04 December 2016

SIG: Landscape

Image:  Elizabeth Robers (c) Anthony Roberts

The Landscape Group will soon be launching its own social media page to enable members to share and critique work.  In the meantime, here are some wise words about critiquing from Elizabeth Roberts, editor of Black + White Photography magazine.

 

"Yesterday I received an email from a friend who works in the photographic industry and who is a really good photographer. She had kindly sent me some links to other B&W photographers whose work she thought I might find interesting. I looked at them and wrote back to her saying I would like her to encourage them to submit work to the magazine – I added that she also should send in some work.

"The reply I got quite shocked me. She said she had ‘lost the joy’ of photography and was currently not taking pictures. ‘I got really disillusioned with all the competitive social media hounds…’ she wrote.
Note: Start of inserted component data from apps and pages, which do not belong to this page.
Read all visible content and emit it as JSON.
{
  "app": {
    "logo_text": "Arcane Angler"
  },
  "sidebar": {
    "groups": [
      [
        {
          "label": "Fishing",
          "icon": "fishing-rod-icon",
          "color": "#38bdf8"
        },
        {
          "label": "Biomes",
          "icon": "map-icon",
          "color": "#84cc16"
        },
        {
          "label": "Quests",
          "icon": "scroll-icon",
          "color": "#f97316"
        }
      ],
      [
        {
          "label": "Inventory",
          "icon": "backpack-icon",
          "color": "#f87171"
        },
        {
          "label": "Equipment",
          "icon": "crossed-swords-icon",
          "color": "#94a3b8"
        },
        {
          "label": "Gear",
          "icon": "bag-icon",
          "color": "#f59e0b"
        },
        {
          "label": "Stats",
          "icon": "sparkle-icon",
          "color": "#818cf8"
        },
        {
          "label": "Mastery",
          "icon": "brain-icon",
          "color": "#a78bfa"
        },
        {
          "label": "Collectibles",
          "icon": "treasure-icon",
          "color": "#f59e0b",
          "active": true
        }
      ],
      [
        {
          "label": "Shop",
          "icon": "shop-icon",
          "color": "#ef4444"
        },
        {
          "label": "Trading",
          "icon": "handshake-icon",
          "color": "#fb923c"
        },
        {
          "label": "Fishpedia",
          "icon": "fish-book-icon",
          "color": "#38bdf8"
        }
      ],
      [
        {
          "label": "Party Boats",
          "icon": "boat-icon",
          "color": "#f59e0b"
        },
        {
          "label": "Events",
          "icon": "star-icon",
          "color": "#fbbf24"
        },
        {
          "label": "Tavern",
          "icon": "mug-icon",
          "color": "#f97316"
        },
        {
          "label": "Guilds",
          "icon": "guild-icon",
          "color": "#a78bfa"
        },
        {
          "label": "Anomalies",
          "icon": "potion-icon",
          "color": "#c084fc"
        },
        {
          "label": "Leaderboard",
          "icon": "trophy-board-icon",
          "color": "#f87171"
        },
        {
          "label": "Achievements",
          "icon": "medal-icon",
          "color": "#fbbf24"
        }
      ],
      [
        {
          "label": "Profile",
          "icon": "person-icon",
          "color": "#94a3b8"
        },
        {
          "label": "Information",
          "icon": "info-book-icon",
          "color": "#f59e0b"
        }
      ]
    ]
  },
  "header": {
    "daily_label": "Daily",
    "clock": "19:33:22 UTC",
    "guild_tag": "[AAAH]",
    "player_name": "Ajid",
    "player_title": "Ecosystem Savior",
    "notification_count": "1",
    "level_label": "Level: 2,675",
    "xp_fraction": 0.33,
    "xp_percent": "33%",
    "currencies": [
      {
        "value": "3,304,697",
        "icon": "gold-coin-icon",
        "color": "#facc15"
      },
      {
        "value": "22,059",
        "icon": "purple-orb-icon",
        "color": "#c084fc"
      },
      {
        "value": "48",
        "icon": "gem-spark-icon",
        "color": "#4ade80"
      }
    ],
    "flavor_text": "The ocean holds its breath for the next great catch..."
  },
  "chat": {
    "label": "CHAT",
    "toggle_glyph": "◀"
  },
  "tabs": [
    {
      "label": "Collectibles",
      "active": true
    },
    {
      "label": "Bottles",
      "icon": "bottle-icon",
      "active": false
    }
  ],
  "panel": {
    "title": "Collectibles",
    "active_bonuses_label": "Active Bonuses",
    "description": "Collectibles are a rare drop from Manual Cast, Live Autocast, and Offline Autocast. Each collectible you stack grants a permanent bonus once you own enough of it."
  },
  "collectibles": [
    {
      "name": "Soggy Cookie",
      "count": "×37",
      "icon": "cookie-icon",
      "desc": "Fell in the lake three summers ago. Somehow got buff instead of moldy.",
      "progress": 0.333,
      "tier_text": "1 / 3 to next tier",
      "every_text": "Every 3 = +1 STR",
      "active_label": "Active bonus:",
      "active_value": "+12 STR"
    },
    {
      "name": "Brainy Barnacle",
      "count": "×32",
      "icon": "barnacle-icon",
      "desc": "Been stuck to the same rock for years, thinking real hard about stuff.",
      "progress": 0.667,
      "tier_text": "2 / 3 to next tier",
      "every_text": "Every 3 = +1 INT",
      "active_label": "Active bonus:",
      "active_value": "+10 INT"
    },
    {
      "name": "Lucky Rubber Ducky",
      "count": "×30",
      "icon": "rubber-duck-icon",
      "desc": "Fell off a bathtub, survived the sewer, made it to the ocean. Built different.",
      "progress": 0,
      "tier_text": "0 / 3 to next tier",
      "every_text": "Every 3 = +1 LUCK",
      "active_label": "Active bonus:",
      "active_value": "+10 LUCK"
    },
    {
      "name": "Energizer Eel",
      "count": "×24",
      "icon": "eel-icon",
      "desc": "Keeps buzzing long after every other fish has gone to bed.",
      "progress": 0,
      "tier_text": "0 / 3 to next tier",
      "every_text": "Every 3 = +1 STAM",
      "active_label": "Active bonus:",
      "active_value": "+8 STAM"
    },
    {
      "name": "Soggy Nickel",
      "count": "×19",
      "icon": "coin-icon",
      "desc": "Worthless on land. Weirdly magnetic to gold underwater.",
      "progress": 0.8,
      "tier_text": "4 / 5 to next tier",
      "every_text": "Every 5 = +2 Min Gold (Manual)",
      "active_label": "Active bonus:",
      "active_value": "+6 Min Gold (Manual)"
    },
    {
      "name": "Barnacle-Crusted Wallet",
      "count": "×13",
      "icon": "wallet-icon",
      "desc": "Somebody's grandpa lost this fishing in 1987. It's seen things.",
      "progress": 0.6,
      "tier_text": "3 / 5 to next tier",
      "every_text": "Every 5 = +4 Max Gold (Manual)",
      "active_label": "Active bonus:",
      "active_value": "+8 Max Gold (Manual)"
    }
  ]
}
"This is not the first time I’ve heard this story and it still amazes me. What on earth are we doing? Aren’t we supposed to support one another? To encourage and celebrate good work? If we don’t like a picture, why not simply say nothing – isn’t that what we would do if face to face with the photographer? Would we not have some empathy for how that person might feel if we said something derogatory about their work?

"Something about this reminds me of road rage when a perfectly pleasant person gets in a car and finds themselves cut off from reality by its illusion of isolation. Consequently, they behave discourteously, swear outrageously, and are generally selfish and unspeakably behaved. It seems that any situation that allows anonymity releases something in us that is uncivilised.

"The appreciation of art, at whatever level, has a degree of subjectivity. What one person likes might simply not appeal to another. And that’s only natural. There are, of course, levels of skill and ability that vary enormously – and some work will have a higher or lower level than others, and when we critique (not criticise) it, we need to take this into account. We should see it within its contextual sphere.

"Social media, like driving cars, is an integral part of our lives – it is one of the most powerful tools that a photographer can have to disseminate their work, to reach a wide audience and to attract sales, if that is the aim. But, because of its anonymous nature, it can attract bullying and arrogance. We all use it and share its benefits, so let’s appreciate its values and not abuse it at the expense of our fellow photographers. None of us is right all the time, so a little humility and respect might go a long way.

"And, by the way, I suggested to my friend that she ignore the stupidity and send some work my way, so you might well be seeing it in the near future."

 

To find out more about Black + White Photography, visit http://www.blackandwhitephotographymag.co.uk/